The trail braking force must used even more judiciously when traction is limited (in the rain).
Why should I be using this trail braking technique?
Trail braking will help you survive on the street and fully enjoy the sport of motorcycling on the track.
Trailbraking puts more load onto the front tire for increased traction to handle steering inputs. Trail braking can actually improve your bike’s steering geometry, helping it turn better. A slightly compressed front fork tightens the bike’s rake and trail numbers and allows it to turn in less time and distance.
Trail braking is enhances stability and control. Trail braking helps minimize forward and rearward chassis pitch (the rocking back forward motion) that occurs when applying and then releasing the brakes. When you trail brake (instead of just releasing the brake entirely) your suspension stays compressed as the bike leans and then rebounds gradually as the brakes are released slowly.
Trail braking with both brakes helps slow, but also increases stability even more. The rear brake also increases stability by “pulling” the rear contact patch in line with the front contact patch, controlling any side-to-side fishtailing effect.
How can I practice trail braking, it trail braking too dangerous to try on the road?
Hop on your motorcycle, with it switched off and begin to slowly squeeze the front brake. After just a little bit of squeeze you should hear a click sound. That is the sound of the switch that activates the tail light. Now with the brake lever squeezed to that position see if you can roll the motorcycle forward and backwards. What you want to do is ‘feel’ the pressure that needs applied to allow you to roll the motorcycle back and forth but still feel the slight resistance of the brake pads. That is an indication how much (how little) pressure is needed to trail the brakes into the corner. Too much pressure and you may cause the tire to tuck or lose traction in the corner causing an accident.
So how do I practice trail braking on the street?
Again, as I’ve said above, you must understand that the majority of your braking should be done before you tip your bike into the corner. Don’t get confused and believe that you are going to add brake pressure as you add lean angle. Just the opposite: you want to give away (release) brake pressure as you add lean angle because your front tire can only handle so much combined braking and lean angle.
Brake feel is a learned skill that includes understanding the dynamics of load transfer on traction as well as developing a feel for how your motorcycle’s brakes respond to subtle inputs.
Trail braking is the art of learning the importance of how to release the brakes progressively to prevent abrupt rebound of the suspension, which can cause the tires to lose traction.
By mastering trail braking, and gaining experience, it is possible to slow the bike down even when leaned, in some instances this skill might give you the tools to salvage a corner. If you think this skill will magically appear when you need it, you are wrong!
Start in a dry car parking lot, progress from there to slow speed corners on streets where there are no surface hazards.
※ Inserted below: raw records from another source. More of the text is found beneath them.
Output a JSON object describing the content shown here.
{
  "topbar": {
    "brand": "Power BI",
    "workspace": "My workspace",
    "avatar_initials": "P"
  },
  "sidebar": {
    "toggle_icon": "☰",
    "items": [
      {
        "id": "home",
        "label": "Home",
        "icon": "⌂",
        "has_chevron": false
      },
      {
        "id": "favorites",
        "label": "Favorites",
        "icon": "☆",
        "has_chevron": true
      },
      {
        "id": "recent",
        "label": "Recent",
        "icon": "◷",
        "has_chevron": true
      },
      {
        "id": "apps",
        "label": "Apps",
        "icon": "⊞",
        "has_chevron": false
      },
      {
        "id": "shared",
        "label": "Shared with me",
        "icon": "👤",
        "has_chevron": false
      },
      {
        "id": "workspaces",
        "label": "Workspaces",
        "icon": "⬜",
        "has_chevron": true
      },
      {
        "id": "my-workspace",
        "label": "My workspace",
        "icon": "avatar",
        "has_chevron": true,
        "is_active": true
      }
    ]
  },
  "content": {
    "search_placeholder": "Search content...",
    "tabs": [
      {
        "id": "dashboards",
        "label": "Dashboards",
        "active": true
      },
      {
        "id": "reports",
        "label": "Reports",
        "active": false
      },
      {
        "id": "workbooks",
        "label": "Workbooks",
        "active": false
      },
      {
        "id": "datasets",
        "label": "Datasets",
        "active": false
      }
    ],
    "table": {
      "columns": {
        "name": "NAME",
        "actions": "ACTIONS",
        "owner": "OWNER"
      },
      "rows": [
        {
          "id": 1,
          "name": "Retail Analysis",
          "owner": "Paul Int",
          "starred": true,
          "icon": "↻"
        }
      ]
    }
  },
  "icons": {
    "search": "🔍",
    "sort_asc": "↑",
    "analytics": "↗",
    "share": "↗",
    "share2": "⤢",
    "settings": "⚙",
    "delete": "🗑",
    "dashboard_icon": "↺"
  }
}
Then refine and solidify the technique, even consider to a novice track day and asking an instructor to help you work on this technique.
Mastery of your brakes, is equally (if not more) important as your mastery of throttle control , both go hand in hand. Regularly practice emergency braking and refine your corner trail braking technique to remain sharp.
Ride safe, Ride Smart
Smart Motorcycling Guide